Extraordinarily dry conditions from the lack of snowfall - combined with all the fallen tree limbs from last year’s triple whammy of tornadoes, Tropical Storm Irene, and the Halloween-eve snowstorm - will make the next few months the most dangerous forest fire season in memory in Massachusetts, state officials warn.
The 3 million acres of forests are the equivalent of a tinderbox, and there have already been more than 70 brush fires, significantly more than David Celino, the state fire warden, can remember at this time of year.
When the first fires of the year began sweeping through woodlands near Worcester in January, he thought it was odd, because brush fires are rare in the depths of winter. But blazes kept cropping up in copses, enough that Celino did something he had not done in 26 years of fighting fires for the state: He had to dewinterize trucks and other equipment that had been stowed away for the season.
“This has been really unusual,’’ said Celino, who oversees firefighting for the state Department of Conservation and Recreation. “Last year, at this time, we had all but zero fires until April. The reason for this is simple: We just didn’t have winter.’’
Fire officials’ concerns have peaked this week, as temperatures rise into the 80s throughout the state, far surpassing records. This winter ranked as the second warmest ever recorded in Massachusetts, with the temperature between December and February averaging 33.6 degrees, more than 5 degrees above normal, according to the Northeast Regional Climate Center in Ithaca, N.Y. The warmest winter on record in the past 117 years was in 2002.
“What we’re seeing now has the potential to make the perfect storm,’’ said state Fire Marshal Stephen D. Coan, who also could not recall a fire season starting so early. “There are all the elements: the lack of a solid snowpack, all the debris from the natural disasters, and the historic high temperatures.’’

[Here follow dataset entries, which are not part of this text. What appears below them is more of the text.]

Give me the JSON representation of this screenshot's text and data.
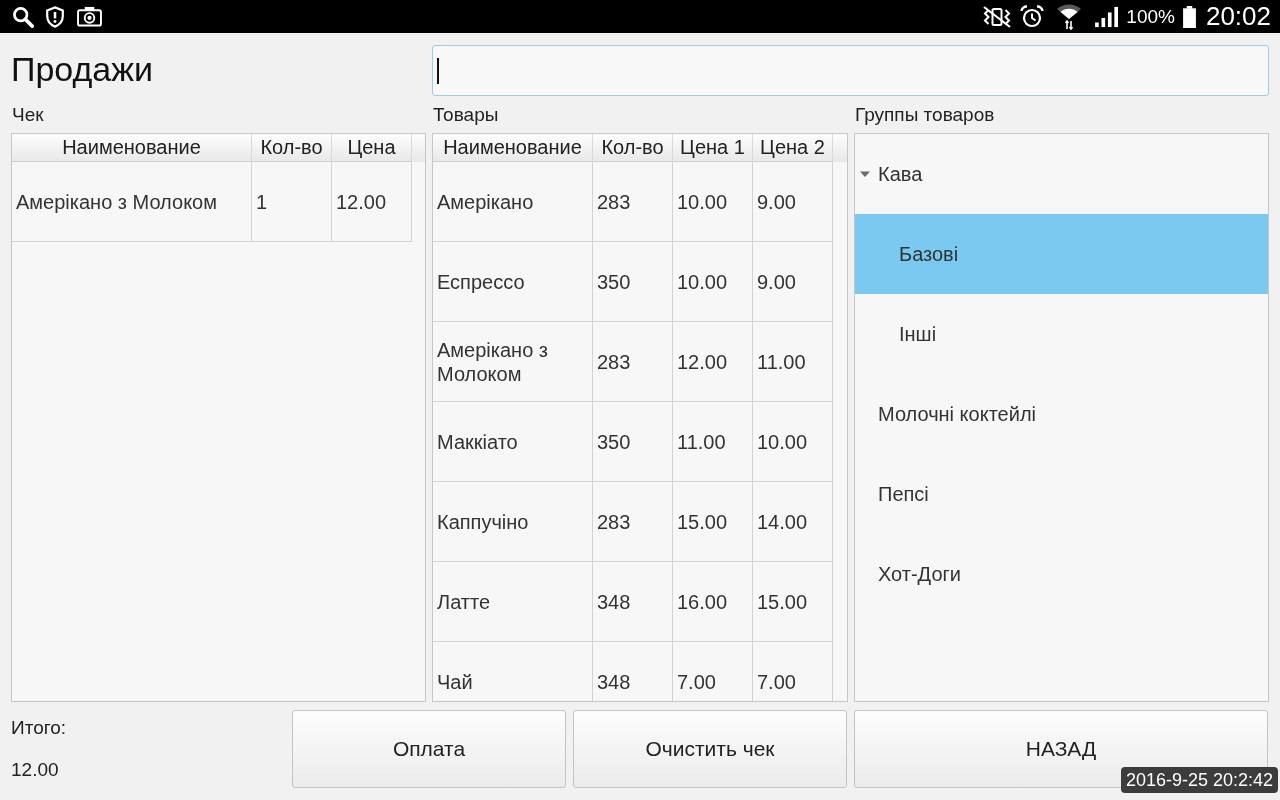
{
  "status_bar": {
    "battery": "100%",
    "time": "20:02"
  },
  "title": "Продажи",
  "search": {
    "focused": true
  },
  "receipt": {
    "label": "Чек",
    "columns": [
      "Наименование",
      "Кол-во",
      "Цена"
    ],
    "rows": [
      [
        "Амерікано з Молоком",
        "1",
        "12.00"
      ]
    ]
  },
  "products": {
    "label": "Товары",
    "columns": [
      "Наименование",
      "Кол-во",
      "Цена 1",
      "Цена 2"
    ],
    "rows": [
      [
        "Амерікано",
        "283",
        "10.00",
        "9.00"
      ],
      [
        "Еспрессо",
        "350",
        "10.00",
        "9.00"
      ],
      [
        "Амерікано з Молоком",
        "283",
        "12.00",
        "11.00"
      ],
      [
        "Маккіато",
        "350",
        "11.00",
        "10.00"
      ],
      [
        "Каппучіно",
        "283",
        "15.00",
        "14.00"
      ],
      [
        "Латте",
        "348",
        "16.00",
        "15.00"
      ],
      [
        "Чай",
        "348",
        "7.00",
        "7.00"
      ]
    ]
  },
  "groups": {
    "label": "Группы товаров",
    "items": [
      {
        "label": "Кава",
        "selected": false,
        "expanded": true,
        "children": [
          {
            "label": "Базові",
            "selected": true
          },
          {
            "label": "Інші",
            "selected": false
          }
        ]
      },
      {
        "label": "Молочні коктейлі",
        "selected": false
      },
      {
        "label": "Пепсі",
        "selected": false
      },
      {
        "label": "Хот-Доги",
        "selected": false
      }
    ]
  },
  "total": {
    "label": "Итого:",
    "value": "12.00"
  },
  "buttons": [
    {
      "label": "Оплата"
    },
    {
      "label": "Очистить чек"
    },
    {
      "label": "НАЗАД"
    }
  ],
  "timestamp_overlay": "2016-9-25 20:2:42"
}
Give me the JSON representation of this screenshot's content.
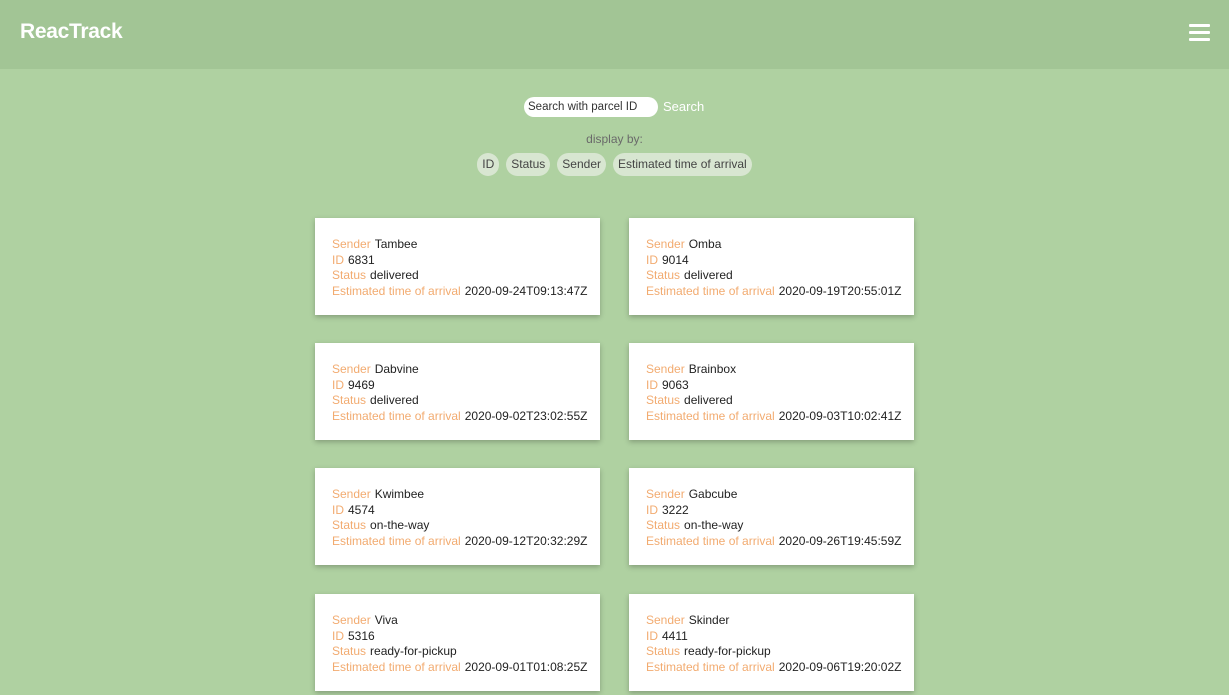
{
  "header": {
    "brand": "ReacTrack",
    "menu_icon": "hamburger-menu-icon"
  },
  "search": {
    "placeholder": "Search with parcel ID",
    "value": "",
    "button_label": "Search"
  },
  "display_by": {
    "label": "display by:",
    "options": [
      "ID",
      "Status",
      "Sender",
      "Estimated time of arrival"
    ]
  },
  "field_labels": {
    "sender": "Sender",
    "id": "ID",
    "status": "Status",
    "eta": "Estimated time of arrival"
  },
  "parcels": [
    {
      "sender": "Tambee",
      "id": "6831",
      "status": "delivered",
      "eta": "2020-09-24T09:13:47Z"
    },
    {
      "sender": "Omba",
      "id": "9014",
      "status": "delivered",
      "eta": "2020-09-19T20:55:01Z"
    },
    {
      "sender": "Dabvine",
      "id": "9469",
      "status": "delivered",
      "eta": "2020-09-02T23:02:55Z"
    },
    {
      "sender": "Brainbox",
      "id": "9063",
      "status": "delivered",
      "eta": "2020-09-03T10:02:41Z"
    },
    {
      "sender": "Kwimbee",
      "id": "4574",
      "status": "on-the-way",
      "eta": "2020-09-12T20:32:29Z"
    },
    {
      "sender": "Gabcube",
      "id": "3222",
      "status": "on-the-way",
      "eta": "2020-09-26T19:45:59Z"
    },
    {
      "sender": "Viva",
      "id": "5316",
      "status": "ready-for-pickup",
      "eta": "2020-09-01T01:08:25Z"
    },
    {
      "sender": "Skinder",
      "id": "4411",
      "status": "ready-for-pickup",
      "eta": "2020-09-06T19:20:02Z"
    }
  ],
  "colors": {
    "background": "#afd1a1",
    "header": "#a2c595",
    "label_accent": "#f2ab70"
  }
}
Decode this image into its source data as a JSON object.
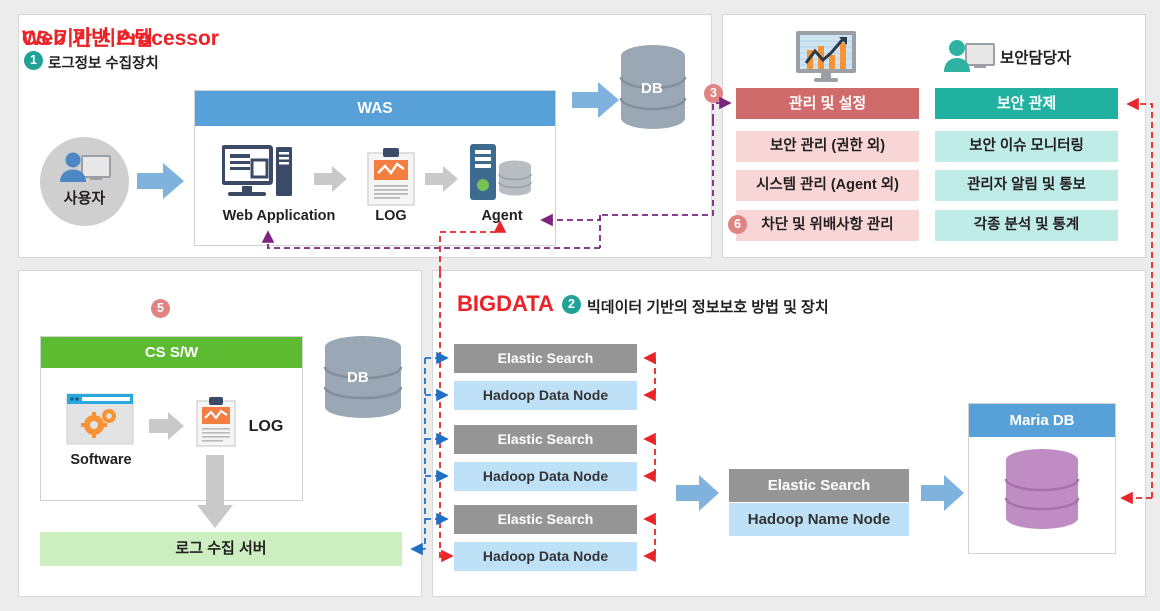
{
  "panels": {
    "web": {
      "title": "Web 기반 Processor",
      "badge": "1",
      "subtitle": "로그정보 수집장치",
      "user_label": "사용자",
      "was_title": "WAS",
      "nodes": [
        {
          "label": "Web Application",
          "icon": "monitor-server-icon"
        },
        {
          "label": "LOG",
          "icon": "clipboard-chart-icon"
        },
        {
          "label": "Agent",
          "icon": "server-database-icon"
        }
      ],
      "db_label": "DB"
    },
    "admin": {
      "security_officer_label": "보안담당자",
      "chart_monitor_icon": "chart-monitor-icon",
      "person_monitor_icon": "person-monitor-icon",
      "columns": [
        {
          "head": "관리 및 설정",
          "head_color": "#cf6b6b",
          "badge": "3",
          "items": [
            {
              "label": "보안 관리 (권한 외)"
            },
            {
              "label": "시스템 관리 (Agent 외)"
            },
            {
              "label": "차단 및 위배사항 관리",
              "badge": "6"
            }
          ]
        },
        {
          "head": "보안 관제",
          "head_color": "#21b1a0",
          "items": [
            {
              "label": "보안 이슈 모니터링"
            },
            {
              "label": "관리자 알림 및 통보"
            },
            {
              "label": "각종 분석 및 통계"
            }
          ]
        }
      ]
    },
    "cs": {
      "title": "CS 기반 시스템",
      "badge": "5",
      "box_title": "CS S/W",
      "software_label": "Software",
      "log_label": "LOG",
      "db_label": "DB",
      "log_server_label": "로그 수집 서버"
    },
    "bigdata": {
      "title": "BIGDATA",
      "badge": "2",
      "subtitle": "빅데이터 기반의 정보보호 방법 및 장치",
      "node_pairs": [
        {
          "elastic": "Elastic Search",
          "hadoop": "Hadoop Data Node"
        },
        {
          "elastic": "Elastic Search",
          "hadoop": "Hadoop Data Node"
        },
        {
          "elastic": "Elastic Search",
          "hadoop": "Hadoop Data Node"
        }
      ],
      "master": {
        "elastic": "Elastic Search",
        "hadoop": "Hadoop Name Node"
      },
      "maria": {
        "title": "Maria DB"
      }
    }
  },
  "colors": {
    "title_red": "#ec2227",
    "badge_teal": "#21a297",
    "badge_red": "#e08383",
    "header_blue": "#57a0d8",
    "header_green": "#5dbb32",
    "elastic_gray": "#959595",
    "hadoop_blue": "#bfe1f7",
    "flow_arrow_blue": "#7fb3de",
    "dashed_red": "#e8252a",
    "dashed_blue": "#1f6fc4",
    "dashed_purple": "#7b2480"
  }
}
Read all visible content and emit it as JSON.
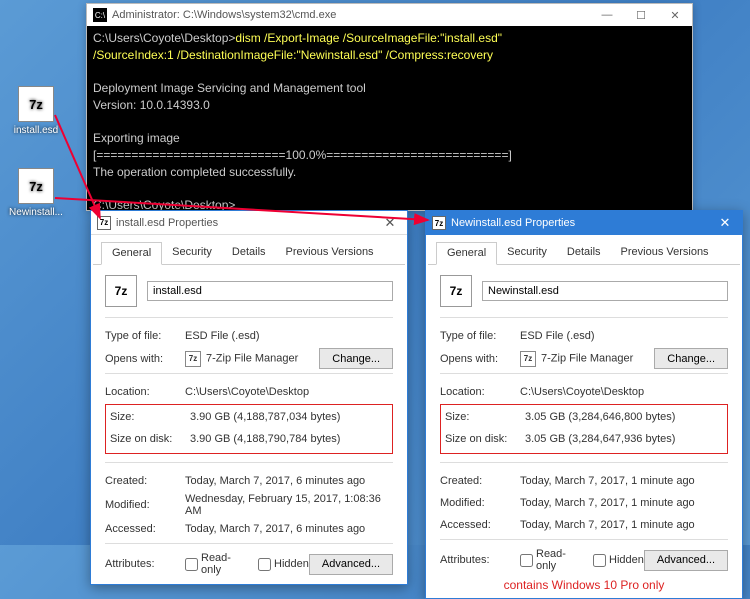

He now worries about strong winds and people flocking to the forests to enjoy the weather, setting campfires, rather than cross-country skiing or snowshoeing.
“All it takes is a spark from a dirt bike or a campfire,’’ Coan said, adding that the risk will remain particularly high until trees bloom and leaves add moisture. “We need to remind people, especially this time of year, that they be very careful in the woodlands, that they have to properly extinguish fires, and that they have a permit for a campfire.’’
He and others have also raised concerns about the hundreds of thousands of dead trees and limbs that have dried out on forest floors.
On Wednesday, a five-alarm brush fire burned three to four acres of heavily wooded land in Dover, N.H., said Dover Fire Chief Richard Driscoll. There were no injuries and no property damage.
Jeff Poirier, president of the Massachusetts Wood Producers Association, has urged state officials to allow logging companies to harvest much of the fallen timber. But logging in state forests has been suspended since 2009, when environmental groups raised concerns about commercial logging practices.
The state has since developed a plan that, if approved next month, would allow logging companies to cut trees in 40 percent of state forests. They previously had access to about 90 percent of state forests.
“At this point, it’s almost too late, because much of what fell in the forests has lost its value’’ because of decay, Poirier said. “If the state acted earlier, we would have paid them to clean it up; now, if they decide to clean it up, they’ll have to pay for it. We’re talking about hundreds of thousands of dollars of timber lost.’’
Environmental groups say the state should leave the land alone, arguing that the fallen trees will allow the forests to regenerate more quickly.
“The timber industry is using scare tactics in an attempt to pressure the state agencies and frighten the public into approving more cutting of their critical public forests,’’ said Chris Matera, director of Massachusetts Forest Watch. “The flavor of the week is the threat of fire, allegedly due to downed trees from recent storms. But fallen trees are an essential part of a natural forest process and provide critical wildlife habitat.’’
Perhaps no swatch of state land is considered more potentially combustible than Brimfield State Forest, where trees spread across 600 acres were felled last June when tornadoes tore through the area. The forest floor is littered with brown leaves, bone-dry branches, and pine needles.
Brimfield Fire Chief Fred Piechota worries that one match or loose cigarette butt could be enough to light up the entire forest.
“These are really extraordinary conditions,’’ he said, noting many parts of the forest are inaccessible to firefighters because of all the debris.
“If a fire starts in that area, we’re not able to fight it in the incipient stage, and it may grow tremendously, impacting dwellings like never before.’’
For the DCR, which maintains about 450,000 acres of state land, the risky conditions come as budget cuts over the past three years have reduced the number of full-time firefighters and staff by one-third.
“In terms of managing possible forest fires, the cuts do present a challenge,’’ said S.J. Port, a DCR spokeswoman. “It certainly means we rely on municipal partners, fire towers, and other technology that we have more so than in the past.’’
Many of those municipal departments have suffered cuts of their own.
Paul Zbikowski, president of the state Fire Chiefs Association of Massachusetts, said his Ashburnham Fire Department lost one of its four firefighters and has had to sell some equipment because of budget cuts.
“At this point,’’ he said, “all we can do is hope for April showers.’’